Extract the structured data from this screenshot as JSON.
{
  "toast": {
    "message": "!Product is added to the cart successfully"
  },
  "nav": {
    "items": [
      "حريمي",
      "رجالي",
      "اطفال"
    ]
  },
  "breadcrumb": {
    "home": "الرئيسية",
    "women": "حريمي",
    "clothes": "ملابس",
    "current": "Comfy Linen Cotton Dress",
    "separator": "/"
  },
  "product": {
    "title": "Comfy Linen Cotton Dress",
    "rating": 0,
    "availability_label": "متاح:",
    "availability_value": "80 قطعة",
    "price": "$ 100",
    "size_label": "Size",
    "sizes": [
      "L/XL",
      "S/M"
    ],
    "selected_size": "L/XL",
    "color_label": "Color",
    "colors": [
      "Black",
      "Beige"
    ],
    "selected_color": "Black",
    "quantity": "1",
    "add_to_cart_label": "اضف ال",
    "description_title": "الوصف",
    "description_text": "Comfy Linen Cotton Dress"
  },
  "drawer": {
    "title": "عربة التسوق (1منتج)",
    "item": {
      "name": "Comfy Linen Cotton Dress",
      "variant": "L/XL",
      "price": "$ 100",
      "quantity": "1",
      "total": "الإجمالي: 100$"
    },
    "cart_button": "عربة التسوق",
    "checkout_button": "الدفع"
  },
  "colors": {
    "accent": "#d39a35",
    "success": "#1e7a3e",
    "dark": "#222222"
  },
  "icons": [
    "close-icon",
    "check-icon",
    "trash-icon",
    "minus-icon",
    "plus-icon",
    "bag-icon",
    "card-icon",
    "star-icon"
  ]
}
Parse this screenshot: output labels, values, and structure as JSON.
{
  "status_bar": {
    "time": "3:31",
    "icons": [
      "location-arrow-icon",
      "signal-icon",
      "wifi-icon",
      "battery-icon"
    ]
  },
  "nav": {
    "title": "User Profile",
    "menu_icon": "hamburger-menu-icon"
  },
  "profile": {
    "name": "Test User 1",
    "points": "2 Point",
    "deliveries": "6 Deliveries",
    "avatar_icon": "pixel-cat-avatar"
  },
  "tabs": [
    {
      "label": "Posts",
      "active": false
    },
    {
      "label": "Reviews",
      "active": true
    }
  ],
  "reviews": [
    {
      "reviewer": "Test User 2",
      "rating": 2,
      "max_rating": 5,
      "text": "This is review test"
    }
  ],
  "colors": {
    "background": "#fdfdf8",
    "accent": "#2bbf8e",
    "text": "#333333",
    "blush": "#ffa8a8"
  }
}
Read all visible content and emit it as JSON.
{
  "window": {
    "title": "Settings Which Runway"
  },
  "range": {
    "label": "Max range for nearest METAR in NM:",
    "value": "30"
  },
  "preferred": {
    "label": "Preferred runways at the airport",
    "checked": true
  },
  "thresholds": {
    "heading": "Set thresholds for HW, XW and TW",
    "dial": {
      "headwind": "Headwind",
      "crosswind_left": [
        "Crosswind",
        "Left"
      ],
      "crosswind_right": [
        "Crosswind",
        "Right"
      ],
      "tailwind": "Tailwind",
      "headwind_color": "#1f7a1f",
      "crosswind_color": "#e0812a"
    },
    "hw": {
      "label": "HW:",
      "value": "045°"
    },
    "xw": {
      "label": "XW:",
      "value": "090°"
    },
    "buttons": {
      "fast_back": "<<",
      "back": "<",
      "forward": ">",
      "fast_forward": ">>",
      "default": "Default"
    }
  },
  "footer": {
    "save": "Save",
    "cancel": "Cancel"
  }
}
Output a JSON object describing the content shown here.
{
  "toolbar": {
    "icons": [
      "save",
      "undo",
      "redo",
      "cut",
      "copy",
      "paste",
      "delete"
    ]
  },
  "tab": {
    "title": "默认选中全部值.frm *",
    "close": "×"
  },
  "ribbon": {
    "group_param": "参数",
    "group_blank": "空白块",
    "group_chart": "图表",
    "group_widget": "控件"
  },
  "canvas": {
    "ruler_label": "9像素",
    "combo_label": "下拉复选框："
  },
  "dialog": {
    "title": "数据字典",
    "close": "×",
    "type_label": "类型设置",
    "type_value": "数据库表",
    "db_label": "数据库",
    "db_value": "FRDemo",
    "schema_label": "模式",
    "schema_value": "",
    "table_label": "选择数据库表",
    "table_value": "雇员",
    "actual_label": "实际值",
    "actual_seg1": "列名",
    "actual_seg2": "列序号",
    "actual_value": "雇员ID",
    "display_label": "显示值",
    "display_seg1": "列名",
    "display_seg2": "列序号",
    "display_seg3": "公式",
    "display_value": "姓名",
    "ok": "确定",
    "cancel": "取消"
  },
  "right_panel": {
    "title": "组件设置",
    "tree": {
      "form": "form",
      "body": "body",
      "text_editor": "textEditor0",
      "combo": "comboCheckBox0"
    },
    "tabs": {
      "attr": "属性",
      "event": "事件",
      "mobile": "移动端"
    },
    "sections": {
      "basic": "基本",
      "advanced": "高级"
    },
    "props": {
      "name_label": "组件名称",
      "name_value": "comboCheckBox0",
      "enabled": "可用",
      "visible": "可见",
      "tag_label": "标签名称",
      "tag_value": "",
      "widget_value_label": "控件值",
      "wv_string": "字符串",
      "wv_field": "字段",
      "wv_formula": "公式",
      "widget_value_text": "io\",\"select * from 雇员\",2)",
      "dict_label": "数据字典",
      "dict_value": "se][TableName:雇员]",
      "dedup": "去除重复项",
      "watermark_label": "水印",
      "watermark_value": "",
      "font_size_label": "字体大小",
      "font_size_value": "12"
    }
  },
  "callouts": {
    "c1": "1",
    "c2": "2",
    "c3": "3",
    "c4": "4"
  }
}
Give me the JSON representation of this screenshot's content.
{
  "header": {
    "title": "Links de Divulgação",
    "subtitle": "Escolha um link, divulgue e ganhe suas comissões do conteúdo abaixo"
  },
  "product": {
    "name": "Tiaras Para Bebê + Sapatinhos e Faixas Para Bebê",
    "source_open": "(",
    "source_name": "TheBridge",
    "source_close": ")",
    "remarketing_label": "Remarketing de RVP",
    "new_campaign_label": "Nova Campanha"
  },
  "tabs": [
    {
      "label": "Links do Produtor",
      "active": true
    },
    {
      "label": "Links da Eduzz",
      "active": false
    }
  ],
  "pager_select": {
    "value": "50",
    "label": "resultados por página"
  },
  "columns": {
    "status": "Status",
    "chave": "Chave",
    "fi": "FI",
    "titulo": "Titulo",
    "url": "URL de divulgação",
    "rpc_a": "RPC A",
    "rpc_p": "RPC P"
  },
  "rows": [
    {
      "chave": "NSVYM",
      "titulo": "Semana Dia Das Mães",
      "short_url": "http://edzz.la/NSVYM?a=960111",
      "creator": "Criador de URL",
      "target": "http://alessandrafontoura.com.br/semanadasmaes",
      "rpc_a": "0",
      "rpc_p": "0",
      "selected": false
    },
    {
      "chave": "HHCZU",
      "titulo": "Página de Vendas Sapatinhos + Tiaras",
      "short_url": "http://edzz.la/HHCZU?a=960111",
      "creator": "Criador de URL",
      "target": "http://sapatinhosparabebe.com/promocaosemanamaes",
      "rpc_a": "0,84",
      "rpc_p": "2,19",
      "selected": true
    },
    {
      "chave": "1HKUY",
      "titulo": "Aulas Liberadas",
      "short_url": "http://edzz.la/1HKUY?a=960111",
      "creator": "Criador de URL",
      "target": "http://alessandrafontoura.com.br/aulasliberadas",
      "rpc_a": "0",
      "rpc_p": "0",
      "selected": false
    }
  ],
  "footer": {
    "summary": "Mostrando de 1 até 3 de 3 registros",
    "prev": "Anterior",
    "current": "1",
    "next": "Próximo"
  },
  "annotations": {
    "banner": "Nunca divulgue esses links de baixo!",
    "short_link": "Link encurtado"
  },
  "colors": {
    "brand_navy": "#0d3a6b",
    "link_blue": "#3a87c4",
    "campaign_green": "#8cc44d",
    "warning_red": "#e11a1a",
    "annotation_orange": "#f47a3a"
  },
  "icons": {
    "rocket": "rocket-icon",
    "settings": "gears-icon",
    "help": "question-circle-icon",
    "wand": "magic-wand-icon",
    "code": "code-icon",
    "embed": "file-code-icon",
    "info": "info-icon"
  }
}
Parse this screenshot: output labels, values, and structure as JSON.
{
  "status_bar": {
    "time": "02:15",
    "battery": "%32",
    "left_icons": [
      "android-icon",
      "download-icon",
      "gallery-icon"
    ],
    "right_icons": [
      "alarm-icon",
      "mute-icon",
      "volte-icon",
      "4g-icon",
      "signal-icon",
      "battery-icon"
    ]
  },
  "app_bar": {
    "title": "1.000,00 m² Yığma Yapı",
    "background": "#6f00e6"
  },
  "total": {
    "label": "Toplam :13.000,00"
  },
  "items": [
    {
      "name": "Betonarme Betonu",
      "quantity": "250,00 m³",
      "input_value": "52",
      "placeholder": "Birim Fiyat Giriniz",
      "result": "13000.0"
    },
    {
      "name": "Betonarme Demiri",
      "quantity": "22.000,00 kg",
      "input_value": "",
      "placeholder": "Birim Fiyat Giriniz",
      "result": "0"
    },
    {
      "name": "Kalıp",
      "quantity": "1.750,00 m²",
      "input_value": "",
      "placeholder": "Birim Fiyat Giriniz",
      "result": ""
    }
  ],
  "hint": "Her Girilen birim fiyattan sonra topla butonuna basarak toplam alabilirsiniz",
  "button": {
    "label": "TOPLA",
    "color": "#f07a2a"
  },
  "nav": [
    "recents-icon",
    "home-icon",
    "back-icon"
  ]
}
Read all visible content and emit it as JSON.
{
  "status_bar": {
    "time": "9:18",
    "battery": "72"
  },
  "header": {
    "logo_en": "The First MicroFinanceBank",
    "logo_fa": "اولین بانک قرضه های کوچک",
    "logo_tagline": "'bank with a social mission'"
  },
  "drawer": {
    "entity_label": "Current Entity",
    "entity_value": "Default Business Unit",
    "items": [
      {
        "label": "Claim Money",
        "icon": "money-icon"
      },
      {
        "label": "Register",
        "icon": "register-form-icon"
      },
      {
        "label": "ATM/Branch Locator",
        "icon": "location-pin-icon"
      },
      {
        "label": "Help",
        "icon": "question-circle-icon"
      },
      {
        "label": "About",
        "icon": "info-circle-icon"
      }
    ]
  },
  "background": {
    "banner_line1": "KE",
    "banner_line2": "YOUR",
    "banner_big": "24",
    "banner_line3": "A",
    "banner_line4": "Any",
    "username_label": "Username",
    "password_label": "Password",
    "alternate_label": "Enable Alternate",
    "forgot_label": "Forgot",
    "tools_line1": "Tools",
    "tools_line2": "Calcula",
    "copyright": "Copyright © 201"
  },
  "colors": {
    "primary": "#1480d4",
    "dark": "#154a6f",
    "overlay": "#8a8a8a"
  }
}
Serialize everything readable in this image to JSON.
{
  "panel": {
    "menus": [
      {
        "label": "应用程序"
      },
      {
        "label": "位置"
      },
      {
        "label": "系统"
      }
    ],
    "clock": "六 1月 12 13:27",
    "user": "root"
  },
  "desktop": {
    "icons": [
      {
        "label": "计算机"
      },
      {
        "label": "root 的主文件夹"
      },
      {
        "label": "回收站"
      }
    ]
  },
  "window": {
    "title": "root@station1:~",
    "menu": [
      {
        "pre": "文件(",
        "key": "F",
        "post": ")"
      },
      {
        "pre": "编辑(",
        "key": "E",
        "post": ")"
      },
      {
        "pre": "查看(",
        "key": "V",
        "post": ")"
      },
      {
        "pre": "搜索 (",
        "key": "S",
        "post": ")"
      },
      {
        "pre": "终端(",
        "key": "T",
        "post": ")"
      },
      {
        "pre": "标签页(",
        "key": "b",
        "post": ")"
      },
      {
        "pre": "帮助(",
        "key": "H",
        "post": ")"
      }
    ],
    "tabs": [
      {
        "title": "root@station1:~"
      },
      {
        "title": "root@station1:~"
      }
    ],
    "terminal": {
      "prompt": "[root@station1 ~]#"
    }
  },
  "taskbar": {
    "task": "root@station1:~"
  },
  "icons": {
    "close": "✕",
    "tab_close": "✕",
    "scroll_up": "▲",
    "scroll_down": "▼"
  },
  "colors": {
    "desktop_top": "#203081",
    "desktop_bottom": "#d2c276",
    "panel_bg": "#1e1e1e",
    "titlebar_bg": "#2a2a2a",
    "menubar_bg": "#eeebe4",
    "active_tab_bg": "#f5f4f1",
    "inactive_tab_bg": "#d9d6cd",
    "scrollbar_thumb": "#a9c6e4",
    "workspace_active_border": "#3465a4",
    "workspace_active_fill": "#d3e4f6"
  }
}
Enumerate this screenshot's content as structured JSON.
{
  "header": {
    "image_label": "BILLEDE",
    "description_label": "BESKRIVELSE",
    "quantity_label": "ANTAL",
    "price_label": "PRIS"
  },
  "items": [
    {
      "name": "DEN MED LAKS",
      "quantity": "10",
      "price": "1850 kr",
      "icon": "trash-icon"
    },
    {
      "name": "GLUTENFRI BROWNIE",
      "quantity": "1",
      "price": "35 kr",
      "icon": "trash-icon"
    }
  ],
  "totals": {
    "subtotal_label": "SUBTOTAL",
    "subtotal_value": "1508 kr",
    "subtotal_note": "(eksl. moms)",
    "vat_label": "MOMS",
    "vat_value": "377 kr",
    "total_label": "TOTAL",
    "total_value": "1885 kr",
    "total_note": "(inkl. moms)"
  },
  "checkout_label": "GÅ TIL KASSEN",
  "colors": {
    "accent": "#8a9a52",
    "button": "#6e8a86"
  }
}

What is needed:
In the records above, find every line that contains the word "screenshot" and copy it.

Task answer:
Extract the structured data from this screenshot as JSON.
Parse this screenshot: output labels, values, and structure as JSON.
Give me the JSON representation of this screenshot's content.
Parse this screenshot: output labels, values, and structure as JSON.
Enumerate this screenshot's content as structured JSON.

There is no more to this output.